It’s difficult to sit with the uncertainty of these times. Not knowing when I’ll get to see friends and family who are either locked down in Melbourne, or living interstate or overseas. Not knowing when house concerts, bush dances, community potluck dinners and festivals will be able to happen. Not knowing how to express my affection for a friend or family member without giving them a huge hug.  

It was only the other day that I realised how much of an impact it’s had on me, not being able to catch up with my wonderful folk music family at the National Folk Festival in Canberra, which was cancelled this year because of the pandemic. Attending festivals as a performer is such a thrill and an incredible honour. Being steeped in music and deep, old friendships, even for just five days, brings me such joy and inspiration to keep going with my craft, all the way through to the next year. Although I realise this is the way it has to be for now, I’m yearning for those times, and hope they will come back around next year. 

With it being so different at the moment, and without any touring coming up in the near future, I am taking some time to work out more ways to keep making music, and to stay connected with my community and with everyone who has supported my music over the years.  

I’m excited to be recording again. It’s a daunting but great process to delve deep into some new subject matter - adjusting to rural life after 10 years in the big smoke, social anxiety, deception, death, the sweet comfort of old friendships.  

I am going to be releasing my next album one song at a time over the next year, and do a series of videos and live streamed concerts. I’ll be posting more about it all on my facebook & instagram pages as well as in my newsletter in the coming weeks. You can follow me / join my email list below. 

For now, I want to share with you a handful of songs that were recorded live at my show with Ari & Mia at Club Passim in Boston this February. Playing with Ari & Mia on our Northeast USA tour this year was such a delight, and because we didn’t capture much video or audio of the music we played, the memories and these recordings are precious to me, however rough and imperfect they are.

You can hear these tracks below, or at my Soundcloud Page.

I hope that as you read this you are well, and warm.  






The word ‘Slow’ used to have so many unconscious derogatory meanings for me. Unproductive, or lacking, lagging behind, stupid. I used to turn my nose up at slowness, because somehow along the way I learned that going slowly went against all the things I had been taught about how I should live my life. 

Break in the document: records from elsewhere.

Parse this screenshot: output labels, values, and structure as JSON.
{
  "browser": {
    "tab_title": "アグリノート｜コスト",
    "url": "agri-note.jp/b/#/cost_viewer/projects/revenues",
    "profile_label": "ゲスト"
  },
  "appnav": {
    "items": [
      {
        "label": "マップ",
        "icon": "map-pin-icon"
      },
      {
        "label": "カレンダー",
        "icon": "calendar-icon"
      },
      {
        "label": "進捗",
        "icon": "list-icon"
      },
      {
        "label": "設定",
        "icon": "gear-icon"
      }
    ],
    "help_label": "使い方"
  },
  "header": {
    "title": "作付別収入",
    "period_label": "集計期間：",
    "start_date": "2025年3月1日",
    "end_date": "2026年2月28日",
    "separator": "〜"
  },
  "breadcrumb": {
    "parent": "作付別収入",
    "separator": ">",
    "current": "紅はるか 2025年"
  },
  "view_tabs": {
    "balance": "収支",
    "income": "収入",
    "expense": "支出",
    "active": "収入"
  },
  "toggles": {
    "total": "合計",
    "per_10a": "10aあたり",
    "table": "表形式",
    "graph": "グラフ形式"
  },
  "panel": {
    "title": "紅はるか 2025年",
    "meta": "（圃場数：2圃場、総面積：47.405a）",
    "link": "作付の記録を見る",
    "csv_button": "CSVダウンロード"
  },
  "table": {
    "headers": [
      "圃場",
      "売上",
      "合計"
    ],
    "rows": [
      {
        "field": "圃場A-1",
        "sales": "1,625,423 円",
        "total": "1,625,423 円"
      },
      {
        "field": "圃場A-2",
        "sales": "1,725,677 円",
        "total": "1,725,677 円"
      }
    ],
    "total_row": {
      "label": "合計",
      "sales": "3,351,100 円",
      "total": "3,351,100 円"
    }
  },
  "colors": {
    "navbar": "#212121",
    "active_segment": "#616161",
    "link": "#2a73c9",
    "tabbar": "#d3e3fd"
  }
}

A silver lining of this strange year, for me, has been that slowness is actually a really really important part of my life. Going slowly has helped me to learn how to listen to my heart more closely, allowing me to make better decisions. And it’s also helping me to be more present with others, which has really been helping me to feel more connected and less anxious. It’s also been helping me to let go of my perceived need to always push myself to achieve. And it’s got me doing things I’d been neglecting, like gardening and cooking and playing my guitar. I realise that going slowly may not be the right thing or even possible for everyone at the moment. But it’s been a beautiful change for me that I’m really thankful for. 

I hope that you are all finding your rhythm through these uncertain times. 

Love, Lucy